Herbal Remedy: Chicory root has been used as an herbal remedy for ailments such as constipation, indigestion, and loss of appetite. It is also believed to have anti-inflammatory properties.
Forage Crop: Chicory is sometimes used as a forage crop for livestock due to its high nutritional content and ability to grow in a wide range of conditions.
Inulin Source: The root of Cichorium intybus contains a soluble fiber called inulin, which has gained attention for its potential health benefits. Inulin is a prebiotic that can promote the growth of beneficial gut bacteria.
Wildflower: In its natural habitat, chicory produces bright blue flowers that make it an attractive wildflower.
Herbal Tea: Chicory leaves and roots are used to make herbal teas with various health benefits.

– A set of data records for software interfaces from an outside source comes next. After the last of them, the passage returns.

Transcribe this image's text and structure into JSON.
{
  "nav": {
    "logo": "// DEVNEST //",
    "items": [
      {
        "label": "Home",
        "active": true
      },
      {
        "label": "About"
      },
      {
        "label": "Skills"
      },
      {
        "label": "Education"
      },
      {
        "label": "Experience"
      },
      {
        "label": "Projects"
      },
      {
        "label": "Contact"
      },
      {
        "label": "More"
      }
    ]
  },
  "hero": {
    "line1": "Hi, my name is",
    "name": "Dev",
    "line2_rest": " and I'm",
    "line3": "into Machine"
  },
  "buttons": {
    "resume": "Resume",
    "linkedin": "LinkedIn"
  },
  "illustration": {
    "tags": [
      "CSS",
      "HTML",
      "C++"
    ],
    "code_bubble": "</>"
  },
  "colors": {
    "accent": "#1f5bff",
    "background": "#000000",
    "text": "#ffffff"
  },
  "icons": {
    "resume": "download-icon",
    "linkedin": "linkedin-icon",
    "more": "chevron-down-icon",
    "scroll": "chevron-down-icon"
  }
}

Overall, Cichorium intybus is a versatile plant that has been utilized for centuries for both culinary and medicinal purposes. Its unique flavor and potential health benefits make it a valuable addition to various diets and herbal remedies.
Growing chicory from seeds is a relatively straightforward process. Here's a step-by-step guide to help you get started:
Obtain Seeds: Purchase chicory seeds from a reputable seed supplier or, if you have access to mature chicory plants, you can collect the seeds yourself by allowing the flowers to mature and produce seeds.
Choose the Right Time: Chicory is a cool-season plant, so it's best to sow the seeds in early spring or late summer/early fall, depending on your climate.
Select a Location: Choose a location with well-draining soil and full sun to partial shade. Chicory can tolerate different soil types but prefers soil that is fertile and not too acidic.
Prepare the Soil: Clear the area of any weeds or debris and work the soil to make it loose and crumbly. You can add organic matter like compost to improve the soil structure.
Sow the Seeds: Sprinkle the chicory seeds evenly over the prepared soil. You can either broadcast the seeds or sow them in rows, with about 12-18 inches (30-45 cm) spacing between the rows.
Cover and Water: Lightly cover the seeds with a thin layer of soil (about 1/8 inch or 3 mm). Water the area gently but thoroughly to ensure good seed-to-soil contact.
Germination: Chicory seeds typically germinate within 7-14 days, depending on the conditions. Keep the soil consistently moist during this period to aid germination.
Thinning: Once the seedlings have grown to a few inches tall, thin them out to provide enough space for each plant to develop fully. Space the young plants about 8-12 inches (20-30 cm) apart.
Care and Maintenance: Chicory is relatively low-maintenance. Keep the soil consistently moist but not waterlogged. Mulching can help retain soil moisture and prevent weed growth. Ensure they receive at least 4-6 hours of sunlight daily.
Harvesting: Depending on the variety, chicory leaves can be harvested when they are young and tender, or you can wait for the plant to mature and harvest the roots. The flowers can also be harvested if you want to collect seeds for future planting.
Overwintering (Optional): In regions with mild winters, chicory can be grown as a biennial, meaning it can survive the winter and produce flowers and seeds in the second year.